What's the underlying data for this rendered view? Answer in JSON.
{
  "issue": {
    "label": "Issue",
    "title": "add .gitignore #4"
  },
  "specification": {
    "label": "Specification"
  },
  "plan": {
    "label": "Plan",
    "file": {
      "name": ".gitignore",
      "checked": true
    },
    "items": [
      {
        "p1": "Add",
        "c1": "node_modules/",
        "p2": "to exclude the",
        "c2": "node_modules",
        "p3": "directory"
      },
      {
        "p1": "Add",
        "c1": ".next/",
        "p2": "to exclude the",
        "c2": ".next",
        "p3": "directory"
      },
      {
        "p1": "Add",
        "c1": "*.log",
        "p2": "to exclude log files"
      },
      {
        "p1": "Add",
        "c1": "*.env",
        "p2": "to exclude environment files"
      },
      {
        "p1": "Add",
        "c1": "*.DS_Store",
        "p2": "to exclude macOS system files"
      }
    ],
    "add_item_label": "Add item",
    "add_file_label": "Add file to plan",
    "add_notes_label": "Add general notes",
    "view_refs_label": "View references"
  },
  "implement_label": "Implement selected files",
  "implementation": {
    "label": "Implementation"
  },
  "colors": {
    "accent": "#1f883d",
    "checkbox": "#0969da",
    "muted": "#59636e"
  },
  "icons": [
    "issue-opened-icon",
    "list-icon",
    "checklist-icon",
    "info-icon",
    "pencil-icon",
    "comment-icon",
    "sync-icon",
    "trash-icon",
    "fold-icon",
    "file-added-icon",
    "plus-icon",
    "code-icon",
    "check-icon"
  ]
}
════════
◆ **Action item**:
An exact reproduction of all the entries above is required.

◆ **Task response**:
What's the underlying data for this rendered view? Answer in JSON.
{
  "issue": {
    "label": "Issue",
    "title": "add .gitignore #4"
  },
  "specification": {
    "label": "Specification"
  },
  "plan": {
    "label": "Plan",
    "file": {
      "name": ".gitignore",
      "checked": true
    },
    "items": [
      {
        "p1": "Add",
        "c1": "node_modules/",
        "p2": "to exclude the",
        "c2": "node_modules",
        "p3": "directory"
      },
      {
        "p1": "Add",
        "c1": ".next/",
        "p2": "to exclude the",
        "c2": ".next",
        "p3": "directory"
      },
      {
        "p1": "Add",
        "c1": "*.log",
        "p2": "to exclude log files"
      },
      {
        "p1": "Add",
        "c1": "*.env",
        "p2": "to exclude environment files"
      },
      {
        "p1": "Add",
        "c1": "*.DS_Store",
        "p2": "to exclude macOS system files"
      }
    ],
    "add_item_label": "Add item",
    "add_file_label": "Add file to plan",
    "add_notes_label": "Add general notes",
    "view_refs_label": "View references"
  },
  "implement_label": "Implement selected files",
  "implementation": {
    "label": "Implementation"
  },
  "colors": {
    "accent": "#1f883d",
    "checkbox": "#0969da",
    "muted": "#59636e"
  },
  "icons": [
    "issue-opened-icon",
    "list-icon",
    "checklist-icon",
    "info-icon",
    "pencil-icon",
    "comment-icon",
    "sync-icon",
    "trash-icon",
    "fold-icon",
    "file-added-icon",
    "plus-icon",
    "code-icon",
    "check-icon"
  ]
}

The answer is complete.